This past week, investors learned that pending home sales for the month of February rose by 5.5. Additionally, during the fourth quarter GDP rose by 2.1 percent, beating estimates, and personal consumption gained 3.5 percent, also above expectations.
At the moment, both stock and bond indexes appear to be trading sideways, with favorable economic news putting a floor under the stock market, and a lack of direction out of Washington keeping stock prices from going much higher.
Laif E. Meidell, CMT
We hope you have a great week,
Pat Meidell, Laif Meidell and Heidi Foster
Weekly Economic Update
PERSONAL SPENDING SLOWS
Consumers apparently chose saving over spending in the second month of the year. Last week, a Department of Commerce report noted only a 0.1% gain for personal spending in February. That happened even with personal incomes rising 0.4%, nearly matching the 0.5% January advance. In other news concerning personal spending, the Bureau of Economic Analysis raised its estimate of fourth-quarter GDP to a final reading of 2.1% from the previous 1.9%.1
HOUSEHOLDS MAINTAIN THEIR OPTIMISM
The Conference Board’s much-watched consumer confidence index came in at 125.6 for March, soaring 9.5 points to a level unseen since December 2000. Economists polled by Reuters expected the index to descend slightly to 114.0. Losing 0.7 points from its preliminary March result, the University of Michigan’s household sentiment index remained high at 96.9.1,2

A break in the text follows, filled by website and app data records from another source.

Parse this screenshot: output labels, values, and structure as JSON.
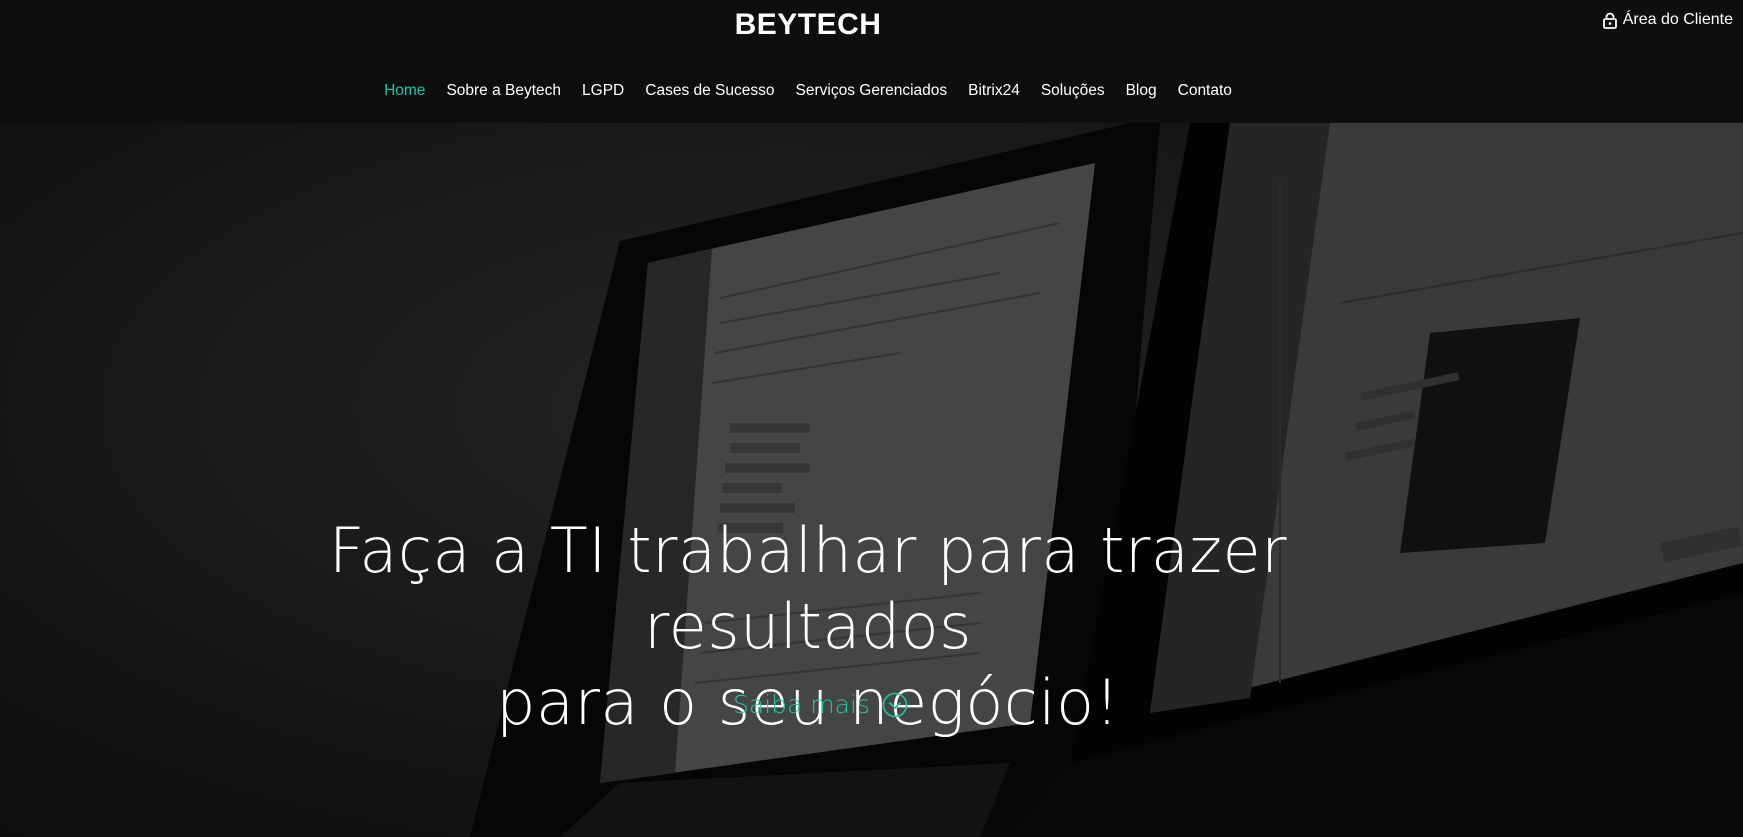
{
  "brand": {
    "logo": "BEYTECH",
    "accent": "#1ec6a4"
  },
  "header": {
    "client_area": "Área do Cliente",
    "client_icon": "lock-icon"
  },
  "nav": {
    "items": [
      {
        "label": "Home",
        "active": true
      },
      {
        "label": "Sobre a Beytech"
      },
      {
        "label": "LGPD"
      },
      {
        "label": "Cases de Sucesso"
      },
      {
        "label": "Serviços Gerenciados"
      },
      {
        "label": "Bitrix24"
      },
      {
        "label": "Soluções"
      },
      {
        "label": "Blog"
      },
      {
        "label": "Contato"
      }
    ]
  },
  "hero": {
    "title_line1": "Faça a TI trabalhar para trazer resultados",
    "title_line2": "para o seu negócio!",
    "cta_label": "Saiba mais",
    "cta_icon": "chevron-down-circle-icon",
    "background": "monitors-dashboard-image"
  }
}
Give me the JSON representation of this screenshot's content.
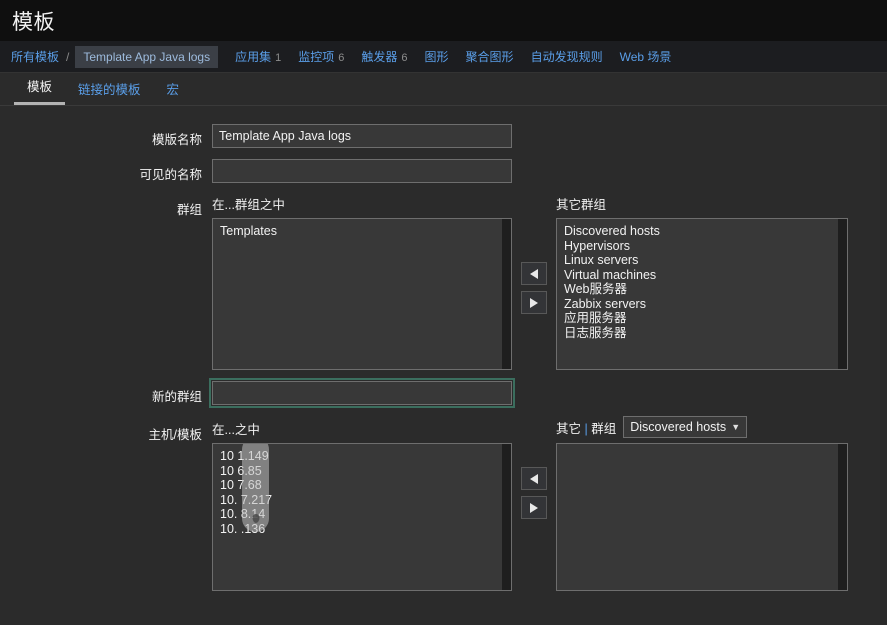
{
  "header": {
    "title": "模板"
  },
  "breadcrumb": {
    "all_templates": "所有模板",
    "separator": "/",
    "current": "Template App Java logs"
  },
  "nav": [
    {
      "label": "应用集",
      "count": "1"
    },
    {
      "label": "监控项",
      "count": "6"
    },
    {
      "label": "触发器",
      "count": "6"
    },
    {
      "label": "图形",
      "count": ""
    },
    {
      "label": "聚合图形",
      "count": ""
    },
    {
      "label": "自动发现规则",
      "count": ""
    },
    {
      "label": "Web 场景",
      "count": ""
    }
  ],
  "tabs": [
    {
      "label": "模板",
      "active": true
    },
    {
      "label": "链接的模板",
      "active": false
    },
    {
      "label": "宏",
      "active": false
    }
  ],
  "form": {
    "template_name": {
      "label": "模版名称",
      "value": "Template App Java logs",
      "placeholder": ""
    },
    "visible_name": {
      "label": "可见的名称",
      "value": "",
      "placeholder": ""
    },
    "groups": {
      "label": "群组",
      "in_groups_label": "在...群组之中",
      "other_groups_label": "其它群组",
      "in_groups": [
        "Templates"
      ],
      "other_groups": [
        "Discovered hosts",
        "Hypervisors",
        "Linux servers",
        "Virtual machines",
        "Web服务器",
        "Zabbix servers",
        "应用服务器",
        "日志服务器"
      ]
    },
    "new_group": {
      "label": "新的群组",
      "value": "",
      "placeholder": ""
    },
    "host_templates": {
      "label": "主机/模板",
      "in_label": "在...之中",
      "other_label": "其它",
      "other_group_label": "群组",
      "group_selected": "Discovered hosts",
      "in_items": [
        "10          1.149",
        "10          6.85",
        "10          7.68",
        "10.         7.217",
        "10.         8.14",
        "10.         .136"
      ],
      "other_items": []
    }
  },
  "buttons": {
    "move_left": "◀",
    "move_right": "▶"
  },
  "colors": {
    "background": "#2b2b2b",
    "header_bg": "#0f0f0f",
    "breadcrumb_bg": "#1c1d20",
    "link": "#5a9ee8",
    "input_bg": "#383838",
    "input_border": "#6e6e6e",
    "focus_ring": "#3b6e5e",
    "text": "#f2f2f2"
  }
}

A BOOST FOR PENDING HOME SALES
Housing contract activity increased 5.5% in February by the estimate of the National Association of Realtors, more than reversing January’s 2.8% decline. The latest S&P/Case-Shiller 20-city home price index (January) showed a 0.2% seasonally adjusted monthly gain and a 5.7% year-over-year improvement.1
A GREAT QUARTER ENDS WITH GAINS
The past five trading days left the three major indices higher: during March 27-31, the Nasdaq Composite advanced 1.42%; the S&P 500, 0.80%; and the Dow Jones Industrial Average, 0.32%. The quarter-ending settlements: Dow, 20,663.22; Nasdaq, 5,911.74; S&P, 2,362.72. Of the three, only the Nasdaq had a winning March, but the year-to-date column in the table below confirms the strength of the first quarter.3
Monday, the Institute for Supply Management releases its March manufacturing PMI. A report on February factory orders appears Tuesday. Wednesday, investors consider minutes from the March Federal Reserve policy meeting, the latest ISM service sector PMI, a fresh ADP payrolls report, and earnings from Bed Bath & Beyond, Monsanto, Rite Aid, and Walgreens Boots Alliance. The March Challenger job-cut report and new initial claims figures arrive Thursday, along with earnings from CarMax, Constellation Brands, Fred’s, Ruby Tuesday, and WD-40. The Department of Labor issues its March employment report on Friday.